A group from a local program that teaches young adults about trade jobs in construction visited two Grand Valley construction sites December 14.
Students from YouthBuild tour the L. William Seidman Center during a visit on December 14 that also included a stop at the Mary Idema Pew Library Learning and Information Commons.
About 12 people from YouthBuild, a 40-week leadership program for low-income participants ages 18-24 that focuses on teaching construction job skills, toured the L. William Seidman Center and the Mary Idema Pew Library Learning and Information Commons. Students learned about many aspects of the construction projects, including engineering, operations, safety, sustainability and day-to-day tasks.
Amber Fox, director of YouthBuild, said touring the sites at Grand Valley is a valuable opportunity for Youthbuild students to see a wide range of trade skills and talk with workers.
James Moyer, associate vice president for Facilities Planning, told the students there is always work needed in the construction industry, and that the university is happy to see community interest in Grand Valley projects.
YouthBuild is going on its second year and is a partnership between Habitat for Humanity of Kent County, Bethany Christian Services and the U.S. Department of Labor. Part of the program helps the students obtain GEDs while learning construction job skills by building affordable housing for low-income families in Kent County. Upon completion of the program, participants will receive case management services and assistance with job placement.
Women’s Center earns national honor
|Students and staff members from the Women’s Center are pictured in a 10th anniversary photo from 2012. The center received the Outstanding Achievement Award from the National Women’s Studies Association.|
The Women’s Center at Grand Valley received the Outstanding Achievement Award from the National Women’s Studies Association, an organization that supports women and gender through teaching, learning, research and service in academic and other settings.

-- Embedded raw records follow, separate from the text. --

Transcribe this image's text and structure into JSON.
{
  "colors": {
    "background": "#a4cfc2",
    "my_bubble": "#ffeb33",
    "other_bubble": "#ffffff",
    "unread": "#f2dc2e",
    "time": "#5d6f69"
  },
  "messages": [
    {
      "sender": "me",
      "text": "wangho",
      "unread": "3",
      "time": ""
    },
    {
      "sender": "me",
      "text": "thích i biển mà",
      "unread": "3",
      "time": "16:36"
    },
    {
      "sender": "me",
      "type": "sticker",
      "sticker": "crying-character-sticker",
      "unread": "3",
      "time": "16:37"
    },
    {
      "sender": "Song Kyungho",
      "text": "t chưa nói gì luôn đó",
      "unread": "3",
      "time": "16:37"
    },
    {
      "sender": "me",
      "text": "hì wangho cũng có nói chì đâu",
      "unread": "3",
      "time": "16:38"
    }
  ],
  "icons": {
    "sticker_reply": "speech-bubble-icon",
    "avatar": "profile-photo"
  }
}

Staff members from the center were recognized at the NWSA Women’s Center Committee pre-conference awards ceremony November 8 in Oakland, California.
Kathleen Underwood, director of Women and Gender Studies at Grand Valley and associate professor of history, nominated the Women’s Center for the annual award. She said since the center was formed more than 10 years ago, women staff members have embedded it into the heart of the university.
“If anyone were to ask the staff about why the Women’s Center has been so successful, they would agree that it has been the teamwork they bring to each undertaking and their commitment to the center’s mission,” she said.
The NWSA Awards Review Committee judged nominations and stated they were impressed by the Women’s Center’s commitment and outstanding achievements in the community.
Online film journal launched
A new journal launched by the School of Communications provides an opportunity for academic discourse about cinema.
The idea for the online journal Cinesthesia came out of a discussion by cinema studies students whose primary interest is in the study of cinema, rather than in film production. Faculty advisor Toni Perrine said the first issue, online at cinesthesiajournal.wordpress.com, includes papers written by students for classes in film history and theory.
Editor-in-chief Joseph Logan, who led three other student editors, said they want to open the journal to submissions by the general student body and faculty members from all disciplines. “Film is a living and vital medium that constantly influences and is influenced by culture,” he said. “Look at it through any lens — theoretical, cultural, aesthetic — and you’ll see something worth talking about.”
The editorial board also commissioned a design student to speak to the theme of the issue and give the publication some visual appeal. The editors will publish a new issue at the end of winter and fall semesters and are working with University Libraries to include Cinesthesia in the ScholarWorks database.
Page last modified March 1, 2013